Sometimes, a technical term is unavoidable because it’s used so much elsewhere (such as ‘uncrystallised lump sums’[1]). When this happens, we do our best to explain what it means.

Clear communication also applies to presenting information, such as graphs that make sense (and don’t require an economics degree to interpret!), and our written communications feature simple headings, images, and diagrams to help bring them to life.

  1. Keep it relatable

Our communications also need to be relevant – related to investment experience and level of understanding and taking account of any vulnerable circumstances.  Someone with impaired vision, for example, may benefit from our sessions being recorded. No two clients are the same – and that’s why regular reviews and client questionnaires are important – they help us understand what you need and what makes you tick!
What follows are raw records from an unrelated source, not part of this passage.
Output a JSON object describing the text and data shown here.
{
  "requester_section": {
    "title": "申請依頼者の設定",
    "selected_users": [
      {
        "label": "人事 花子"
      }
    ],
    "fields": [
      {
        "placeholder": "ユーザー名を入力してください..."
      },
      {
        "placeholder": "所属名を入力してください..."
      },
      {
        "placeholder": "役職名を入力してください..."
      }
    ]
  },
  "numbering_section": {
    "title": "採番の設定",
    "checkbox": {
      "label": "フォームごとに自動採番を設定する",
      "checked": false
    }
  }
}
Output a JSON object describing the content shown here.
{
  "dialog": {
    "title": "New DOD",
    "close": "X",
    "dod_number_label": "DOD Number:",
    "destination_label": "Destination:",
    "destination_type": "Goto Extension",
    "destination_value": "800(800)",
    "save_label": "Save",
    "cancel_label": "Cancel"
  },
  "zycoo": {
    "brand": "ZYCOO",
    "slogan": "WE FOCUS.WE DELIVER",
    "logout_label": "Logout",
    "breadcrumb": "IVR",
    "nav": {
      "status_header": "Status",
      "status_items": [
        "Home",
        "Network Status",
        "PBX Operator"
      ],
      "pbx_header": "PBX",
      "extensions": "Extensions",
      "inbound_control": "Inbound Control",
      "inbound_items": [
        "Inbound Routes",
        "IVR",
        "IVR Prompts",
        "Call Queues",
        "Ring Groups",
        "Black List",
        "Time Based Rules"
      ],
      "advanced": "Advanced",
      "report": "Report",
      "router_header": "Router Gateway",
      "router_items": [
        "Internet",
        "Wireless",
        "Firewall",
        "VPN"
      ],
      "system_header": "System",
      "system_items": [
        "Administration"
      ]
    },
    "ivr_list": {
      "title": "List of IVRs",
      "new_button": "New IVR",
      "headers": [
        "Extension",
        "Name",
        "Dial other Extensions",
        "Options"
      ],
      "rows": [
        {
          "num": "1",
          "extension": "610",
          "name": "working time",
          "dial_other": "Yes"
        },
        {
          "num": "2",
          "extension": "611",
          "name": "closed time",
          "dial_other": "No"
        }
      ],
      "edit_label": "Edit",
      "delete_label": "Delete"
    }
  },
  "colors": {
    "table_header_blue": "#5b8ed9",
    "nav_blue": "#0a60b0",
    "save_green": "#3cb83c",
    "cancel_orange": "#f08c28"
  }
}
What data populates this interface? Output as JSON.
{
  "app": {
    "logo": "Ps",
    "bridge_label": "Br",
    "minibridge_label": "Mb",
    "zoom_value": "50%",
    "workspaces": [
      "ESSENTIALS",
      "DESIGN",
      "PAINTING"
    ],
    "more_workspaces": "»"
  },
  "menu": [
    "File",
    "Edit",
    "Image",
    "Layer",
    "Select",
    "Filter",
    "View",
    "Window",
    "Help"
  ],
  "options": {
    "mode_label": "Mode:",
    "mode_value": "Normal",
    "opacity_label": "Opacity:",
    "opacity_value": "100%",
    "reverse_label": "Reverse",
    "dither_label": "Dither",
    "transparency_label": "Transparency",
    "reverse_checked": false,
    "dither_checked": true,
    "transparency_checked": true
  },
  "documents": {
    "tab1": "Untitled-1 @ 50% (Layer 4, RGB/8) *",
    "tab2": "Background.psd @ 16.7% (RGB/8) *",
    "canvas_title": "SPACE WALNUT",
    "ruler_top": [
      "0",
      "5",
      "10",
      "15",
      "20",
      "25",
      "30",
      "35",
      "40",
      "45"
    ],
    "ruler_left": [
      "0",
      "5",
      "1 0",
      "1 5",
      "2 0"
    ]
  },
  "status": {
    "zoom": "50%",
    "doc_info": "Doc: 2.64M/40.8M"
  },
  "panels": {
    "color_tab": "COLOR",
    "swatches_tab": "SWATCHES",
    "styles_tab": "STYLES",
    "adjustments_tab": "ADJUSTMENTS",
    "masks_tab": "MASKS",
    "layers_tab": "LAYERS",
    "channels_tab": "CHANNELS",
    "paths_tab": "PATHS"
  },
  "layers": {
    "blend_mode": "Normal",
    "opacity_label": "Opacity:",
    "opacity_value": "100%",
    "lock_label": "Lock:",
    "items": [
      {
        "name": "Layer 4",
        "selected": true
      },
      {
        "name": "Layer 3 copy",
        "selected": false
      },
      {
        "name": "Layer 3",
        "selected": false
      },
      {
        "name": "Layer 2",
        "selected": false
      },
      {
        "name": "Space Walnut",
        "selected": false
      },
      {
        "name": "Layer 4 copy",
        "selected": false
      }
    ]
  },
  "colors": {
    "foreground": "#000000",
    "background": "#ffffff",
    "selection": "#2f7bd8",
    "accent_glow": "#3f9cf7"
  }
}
Read more here about how we have committed to helping clients in vulnerable circumstances by signing up to the Financial Vulnerability Charter.

  1. Accessibility

There’s more than one way to communicate. We use whichever means is most appropriate for what you need, whether that’s through our secure Client Hub email or post.

If you want to move quickly, we let you sign documents digitally, using DocuSign or positive affirmations to progress recommendations. But there’s also the more traditional methods for those who are more comfortable moving at a slower pace.

  1. Give breathing space

Giving advice isn’t about bombarding you with information. We build time and space into the process so you can consider important, potentially life-defining decisions. This means not rushing you to sign paperwork, letting you talk it over with a family member or trusted friend first. You can have as many meetings as you need in line with your investment knowledge and experience. You’ll have our undivided attention.

Supporting you

  1. Setting clear objectives

We challenge our clients to think about what they really want:

Is it a comfortable retirement you’re aiming for?

Securing your business?

Financial protection for your family?

Whatever the combination, we help you visualise your objectives and we check in regularly to see whether you’re on track. We send questionnaires ahead of our regular review meetings so that you can update us, measure progress against objectives and help you ensure you’re still on the right path (because goals can change over time!) – And, if you’re not on course, we can help you understand why and take action to fix it.

  1. Visualisation

Lots of firms use cashflow modelling, but only superficially.

What sets Sutherland Independent apart is that cash flow modelling is not just an added extra, it’s a core part of our financial advice.

Using this scenario and life-event modelling we help you put context around various options, visualise goals and objectives and think more clearly about what the future looks like.

This is vital from a client support perspective. Modelling helps show what’s possible in the future and what you need to do to get there  (Find out more about our cashflow modelling here).

  1. Everything in one place

We aim to give our clients the information and access they need – when they need it.

Alongside our regular market reviews and insights, our Client Hub means your finances are accessible from your smartphone or desktop. You can check in on-the-go, quickly and efficiently.

You can also access educational videos on the most relevant investment from our website.

And when relevant, we bring in third-party support – lawyers, accountants, and other specialists, who help you achieve your objectives.

Seeing the Big Picture

Everyone says they put clients first, Consumer Duty is an opportunity for us to show how we do just that.

We let clients set the pace, but we’ve got the structure and resources to make sure they’re covered. And we’re constantly challenging ourselves to improve. Whether it’s staff training and workshops, new technology, or benefiting from third-party.  Read all about our commitment in our Client Service Charter or…

To find out more about Consumer Duty and what we are doing to support clients, get in touch today.

 

 

[1] UFPLS is a means of withdrawing directly from your defined contribution pension that hasn’t previously been accessed (hence uncrystallised).

October 18, 2023